“We’re looking toward individualized treatment, not just to the person, but to the cell,” said Remy Elbez, a doctoral student in applied physics. He is a co-author of a paper on the work published Dec. 13 in PLoS ONE.
In recent years, researchers have come to understand that not all cells in a cancerous tumor share the same genetic code. This means some are more difficult to kill than others. And techniques that enable single-cell study are in demand. Approaches that process many cells at once aren’t as useful for researchers who want to look, for example, at a small number of cells that a particular cancer drug left alive.
One particularly dangerous type of cancer cell that scientists want to know more about is the circulating tumor cell. These cells have separated from the original tumor and set off in the bloodstream to invade distant tissues. Scientists know that they’re different from the cells that stay put. They don’t divide rapidly, for example. At the same time, they’re difficult to study for several reasons. They’re hard to find because they only make up less than one in a trillion blood cells. And they operate in motion, so tamping them down to a Petri dish doesn’t reveal their true nature.
“In our suspension, the cells can flow freely and behave closer to the way they do in the body,” said Raoul Kopelman, the Richard Smalley Distinguished University Professor of Chemistry, Physics and Applied Physics, and a professor in biomedical engineering and biophysics.
“This is a completely new technique for monitoring a single cell’s growth and death processes in real time in a suspension.”
A better understanding of circulating tumor cells could one day lead to therapies that focus on them, and help to block cancer from spreading beyond its initial site, the researchers say. That could lengthen patients’ lives.
“It is the consequences of metastasis that lead to the death of most cancer patients,” said Kenneth Pienta, M.D., a professor of internal medicine and urology who studies cancer metastasis.
Their approach uses magnets to rotate cancer cells in a way that lets their spinning speed reveal their shape and status. A growing, dividing or dying cell spins slower in the researchers’ system. To demonstrate that their technique works, they embedded cervical cancer cells with commercially available magnetic nanoparticles in a solution. They then placed the solution in a magnetic field that rotates fast enough to achieve an asynchronous rotation rate. Because of the asynchronous rotation, the cells are more affected by drag and the larger, dying or dividing cells rotate much slower, and with specific patterns.
“For the first time, we enable the cell itself to be the sensor.

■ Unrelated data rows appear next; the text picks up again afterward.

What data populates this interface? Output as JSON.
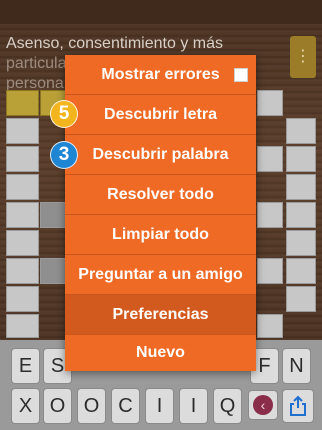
{
  "clue": {
    "line1": "Asenso, consentimiento y más",
    "line2": "particula",
    "line3": "persona"
  },
  "menu": {
    "items": [
      {
        "label": "Mostrar errores"
      },
      {
        "label": "Descubrir letra"
      },
      {
        "label": "Descubrir palabra"
      },
      {
        "label": "Resolver todo"
      },
      {
        "label": "Limpiar todo"
      },
      {
        "label": "Preguntar a un amigo"
      },
      {
        "label": "Preferencias"
      },
      {
        "label": "Nuevo"
      }
    ],
    "letter_hint_count": "5",
    "word_hint_count": "3"
  },
  "keyboard": {
    "row1": [
      "E",
      "S",
      "F",
      "N"
    ],
    "row2": [
      "X",
      "O",
      "O",
      "C",
      "I",
      "I",
      "Q"
    ]
  },
  "icons": {
    "menu": "kebab-icon",
    "backspace": "backspace-icon",
    "share": "share-icon"
  },
  "colors": {
    "menu_bg": "#ee6a25",
    "menu_dark_item": "#d35a1f",
    "badge_letter": "#f2b51d",
    "badge_word": "#1f86d4",
    "backspace": "#8a2d4a"
  }
}
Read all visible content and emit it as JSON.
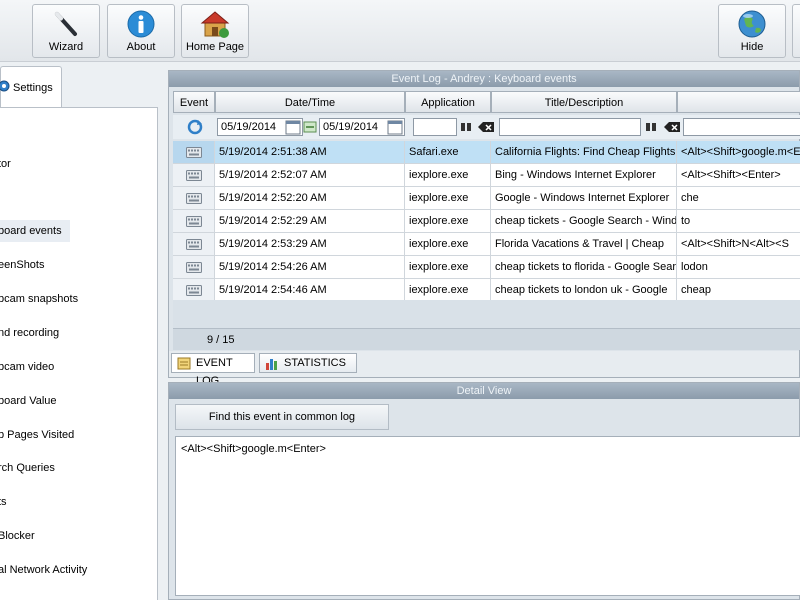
{
  "toolbar": {
    "wizard": "Wizard",
    "about": "About",
    "home_page": "Home Page",
    "hide": "Hide"
  },
  "left": {
    "tab_label": "Settings",
    "items": [
      "tor",
      "board events",
      "eenShots",
      "bcam snapshots",
      "nd recording",
      "bcam video",
      "board Value",
      "b Pages Visited",
      "rch Queries",
      "ts",
      " Blocker",
      "al Network Activity"
    ]
  },
  "event_log": {
    "title": "Event Log - Andrey : Keyboard events",
    "columns": [
      "Event",
      "Date/Time",
      "Application",
      "Title/Description",
      ""
    ],
    "filter": {
      "date_from": "05/19/2014",
      "date_to": "05/19/2014"
    },
    "rows": [
      {
        "datetime": "5/19/2014 2:51:38 AM",
        "app": "Safari.exe",
        "title": "California Flights: Find Cheap Flights",
        "value": "<Alt><Shift>google.m<Enter>",
        "selected": true
      },
      {
        "datetime": "5/19/2014 2:52:07 AM",
        "app": "iexplore.exe",
        "title": "Bing - Windows Internet Explorer",
        "value": "<Alt><Shift><Enter>",
        "selected": false
      },
      {
        "datetime": "5/19/2014 2:52:20 AM",
        "app": "iexplore.exe",
        "title": "Google - Windows Internet Explorer",
        "value": "che",
        "selected": false
      },
      {
        "datetime": "5/19/2014 2:52:29 AM",
        "app": "iexplore.exe",
        "title": "cheap tickets - Google Search - Windows",
        "value": "to",
        "selected": false
      },
      {
        "datetime": "5/19/2014 2:53:29 AM",
        "app": "iexplore.exe",
        "title": "Florida Vacations & Travel | Cheap",
        "value": "<Alt><Shift>N<Alt><S",
        "selected": false
      },
      {
        "datetime": "5/19/2014 2:54:26 AM",
        "app": "iexplore.exe",
        "title": "cheap tickets to florida - Google Search",
        "value": "lodon",
        "selected": false
      },
      {
        "datetime": "5/19/2014 2:54:46 AM",
        "app": "iexplore.exe",
        "title": "cheap tickets to london uk - Google",
        "value": "cheap",
        "selected": false
      }
    ],
    "counter": "9 / 15",
    "tabs": [
      "EVENT LOG",
      "STATISTICS"
    ]
  },
  "detail": {
    "title": "Detail View",
    "find_button": "Find this event in common log",
    "text": "<Alt><Shift>google.m<Enter>"
  }
}
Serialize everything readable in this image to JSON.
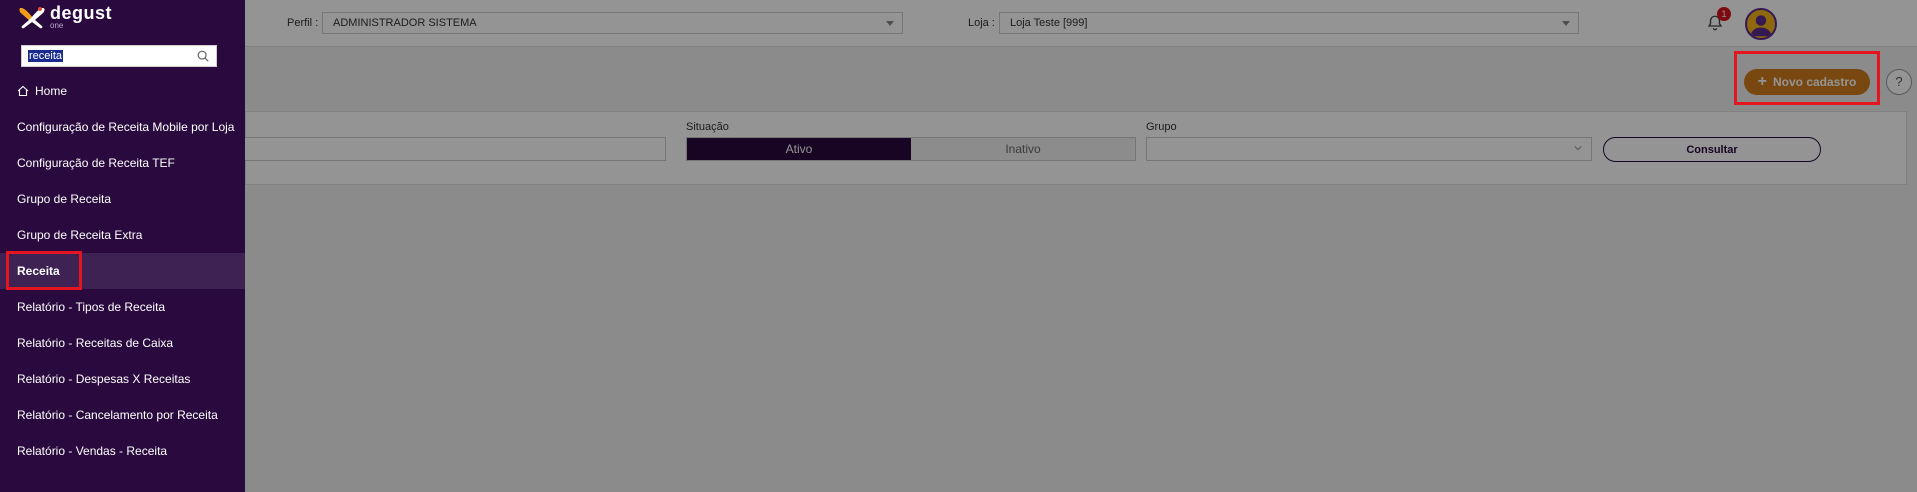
{
  "app": {
    "logo_word": "degust",
    "logo_sub": "one"
  },
  "sidebar": {
    "search": {
      "value": "receita"
    },
    "items": [
      {
        "label": "Home",
        "icon": "home-icon"
      },
      {
        "label": "Configuração de Receita Mobile por Loja"
      },
      {
        "label": "Configuração de Receita TEF"
      },
      {
        "label": "Grupo de Receita"
      },
      {
        "label": "Grupo de Receita Extra"
      },
      {
        "label": "Receita",
        "active": true
      },
      {
        "label": "Relatório - Tipos de Receita"
      },
      {
        "label": "Relatório - Receitas de Caixa"
      },
      {
        "label": "Relatório - Despesas X Receitas"
      },
      {
        "label": "Relatório - Cancelamento por Receita"
      },
      {
        "label": "Relatório - Vendas - Receita"
      }
    ]
  },
  "topbar": {
    "perfil_label": "Perfil :",
    "perfil_value": "ADMINISTRADOR SISTEMA",
    "loja_label": "Loja :",
    "loja_value": "Loja Teste [999]",
    "notification_count": "1"
  },
  "toolbar": {
    "novo_label": "Novo cadastro",
    "help_label": "?"
  },
  "filters": {
    "situacao_label": "Situação",
    "situacao_options": [
      "Ativo",
      "Inativo"
    ],
    "grupo_label": "Grupo",
    "consultar_label": "Consultar"
  },
  "colors": {
    "sidebar_bg": "#2a0a3e",
    "accent_orange": "#d07a1c",
    "highlight_red": "#e4151f"
  }
}
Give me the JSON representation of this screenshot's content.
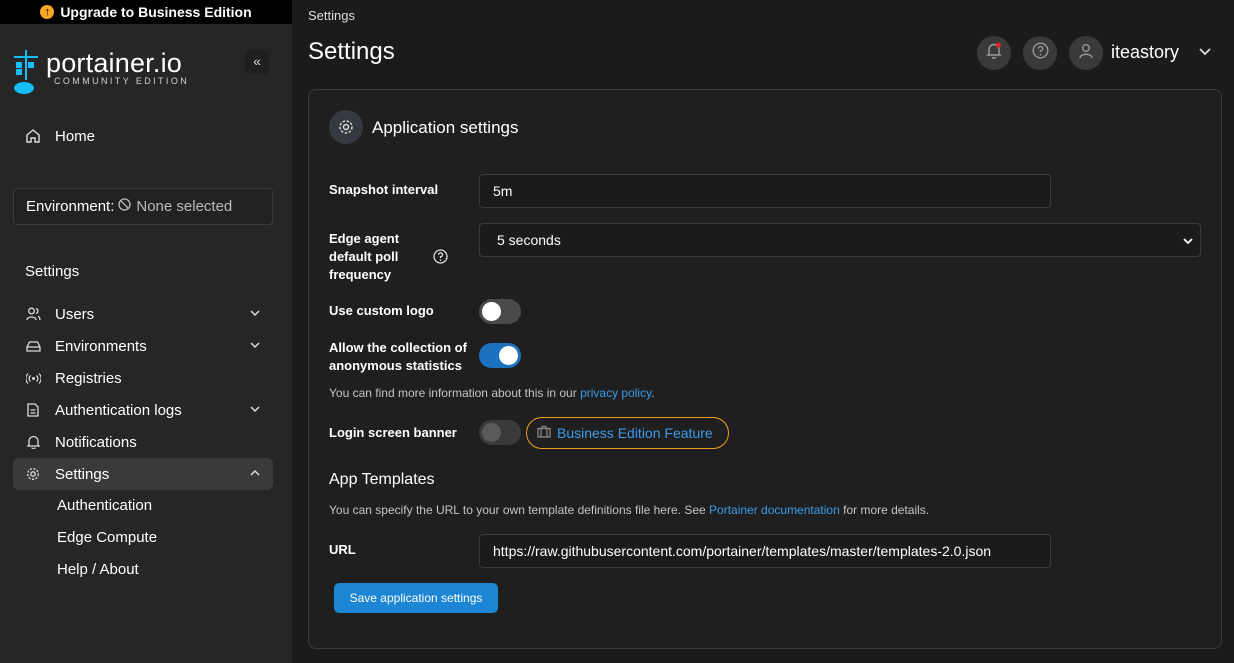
{
  "upgrade_banner": "Upgrade to Business Edition",
  "logo": {
    "main": "portainer.io",
    "sub": "COMMUNITY EDITION"
  },
  "sidebar": {
    "collapse_label": "«",
    "home": "Home",
    "environment_label": "Environment:",
    "environment_value": "None selected",
    "section": "Settings",
    "items": [
      {
        "label": "Users",
        "icon": "users-icon",
        "has_chevron": true
      },
      {
        "label": "Environments",
        "icon": "drive-icon",
        "has_chevron": true
      },
      {
        "label": "Registries",
        "icon": "radio-icon",
        "has_chevron": false
      },
      {
        "label": "Authentication logs",
        "icon": "file-icon",
        "has_chevron": true
      },
      {
        "label": "Notifications",
        "icon": "bell-icon",
        "has_chevron": false
      },
      {
        "label": "Settings",
        "icon": "gear-icon",
        "has_chevron": true,
        "active": true
      }
    ],
    "sub_items": [
      "Authentication",
      "Edge Compute",
      "Help / About"
    ]
  },
  "header": {
    "breadcrumb": "Settings",
    "title": "Settings",
    "username": "iteastory"
  },
  "card": {
    "title": "Application settings",
    "snapshot_label": "Snapshot interval",
    "snapshot_value": "5m",
    "edge_label": "Edge agent default poll frequency",
    "edge_value": "5 seconds",
    "logo_label": "Use custom logo",
    "stats_label": "Allow the collection of anonymous statistics",
    "stats_help_prefix": "You can find more information about this in our",
    "stats_help_link": "privacy policy",
    "stats_help_suffix": ".",
    "banner_label": "Login screen banner",
    "be_feature": "Business Edition Feature",
    "templates_heading": "App Templates",
    "templates_help_prefix": "You can specify the URL to your own template definitions file here. See",
    "templates_help_link": "Portainer documentation",
    "templates_help_suffix": "for more details.",
    "url_label": "URL",
    "url_value": "https://raw.githubusercontent.com/portainer/templates/master/templates-2.0.json",
    "save_label": "Save application settings",
    "toggles": {
      "custom_logo": false,
      "anonymous_stats": true,
      "login_banner": false
    }
  },
  "colors": {
    "accent": "#1c72bf",
    "link": "#3b9bea",
    "badge_border": "#f0a020",
    "upgrade_icon": "#f5a623"
  }
}
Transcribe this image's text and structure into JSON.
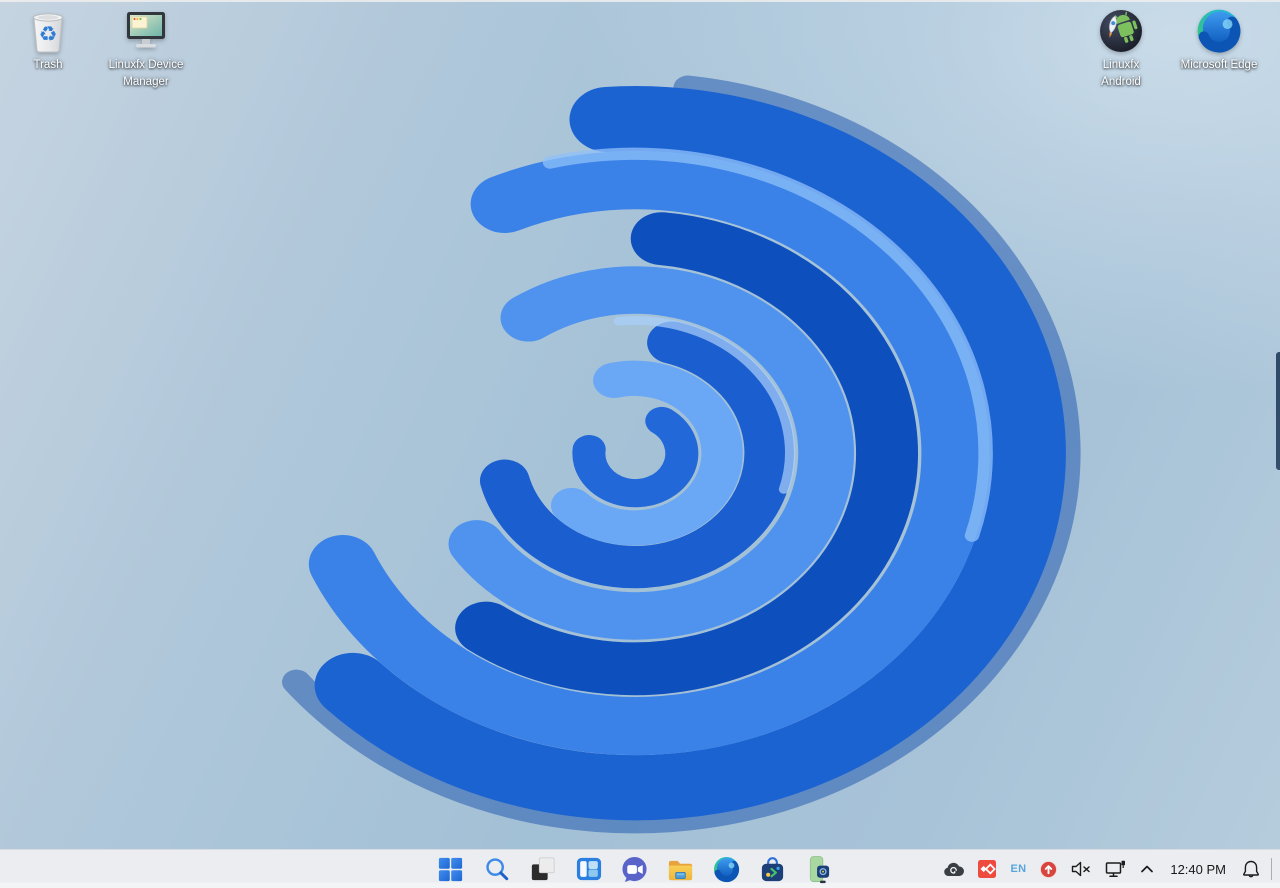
{
  "desktop": {
    "icons": [
      {
        "id": "trash",
        "label": "Trash",
        "lines": [
          "Trash"
        ]
      },
      {
        "id": "linuxfx-device-manager",
        "label": "Linuxfx Device Manager",
        "lines": [
          "Linuxfx Device",
          "Manager"
        ]
      },
      {
        "id": "linuxfx-android",
        "label": "Linuxfx Android",
        "lines": [
          "Linuxfx",
          "Android"
        ]
      },
      {
        "id": "microsoft-edge",
        "label": "Microsoft Edge",
        "lines": [
          "Microsoft Edge"
        ]
      }
    ]
  },
  "taskbar": {
    "app_icons": [
      {
        "id": "start",
        "icon": "windows-start-icon"
      },
      {
        "id": "search",
        "icon": "search-icon"
      },
      {
        "id": "task-view",
        "icon": "task-view-squares-icon"
      },
      {
        "id": "window-layout",
        "icon": "window-panes-icon"
      },
      {
        "id": "video-chat",
        "icon": "video-chat-bubble-icon"
      },
      {
        "id": "file-manager",
        "icon": "folder-icon"
      },
      {
        "id": "edge-browser",
        "icon": "edge-swirl-icon"
      },
      {
        "id": "app-store",
        "icon": "store-bag-icon"
      },
      {
        "id": "android-phone",
        "icon": "green-phone-icon"
      }
    ],
    "tray": {
      "keyboard_layout": "EN",
      "clock": "12:40 PM",
      "icons": [
        "cloud-sync-tray-icon",
        "anydesk-tray-icon",
        "update-notifier-tray-icon",
        "volume-muted-icon",
        "wired-network-icon",
        "chevron-up-icon",
        "notification-bell-icon"
      ]
    }
  },
  "colors": {
    "taskbar_bg": "#ebedf1",
    "accent_blue": "#2f7ee3",
    "desktop_blue": "#a7c3d9",
    "bloom_deep": "#0e4fbe",
    "bloom_mid": "#2268d8",
    "bloom_light": "#6aa7f4",
    "anydesk_red": "#ee4b3e",
    "update_red": "#d8453f",
    "keyboard_text_blue": "#57a6dc",
    "chat_purple": "#5a64c8",
    "folder_yellow": "#f5c64b",
    "store_navy": "#1d3f77",
    "phone_green": "#a9d7a2"
  }
}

It can tell us when it is dying,” Elbez said. “Other methods such as fluorescent dyes rely on indirect evidence.”
The new system could advance drug testing, the researchers say. It could enable scientists to zero in on the most resistant cells.
It could also pave the way for more personalized cancer treatment. In essence, mini drug-trials could be conducted on a small sample of tumor cells before subjecting patients to rounds of chemotherapy that may or may not work.
“Personalized cancer treatments allow for treatment of the right patient at the right time with the right medicine,” Pienta said. “More importantly, it can avoid treatment with the wrong medicine, which does the patient no good and wastes money.”
The paper is titled “Nanoparticle induced cell magneto-rotation: Monitoring morphology, stress and drug sensitivity of a suspended single cancer cell.” In addition to Elbez, Kopelman and Pienta, other co-authors are Brandon McNaughton and Lalit Patel. The researchers are working to commercialize this technology. McNaughton is a founder of the U-M start-up Life Magnetics. The research is funded by the National Institutes of Health.
Written by Nicole Casal Moore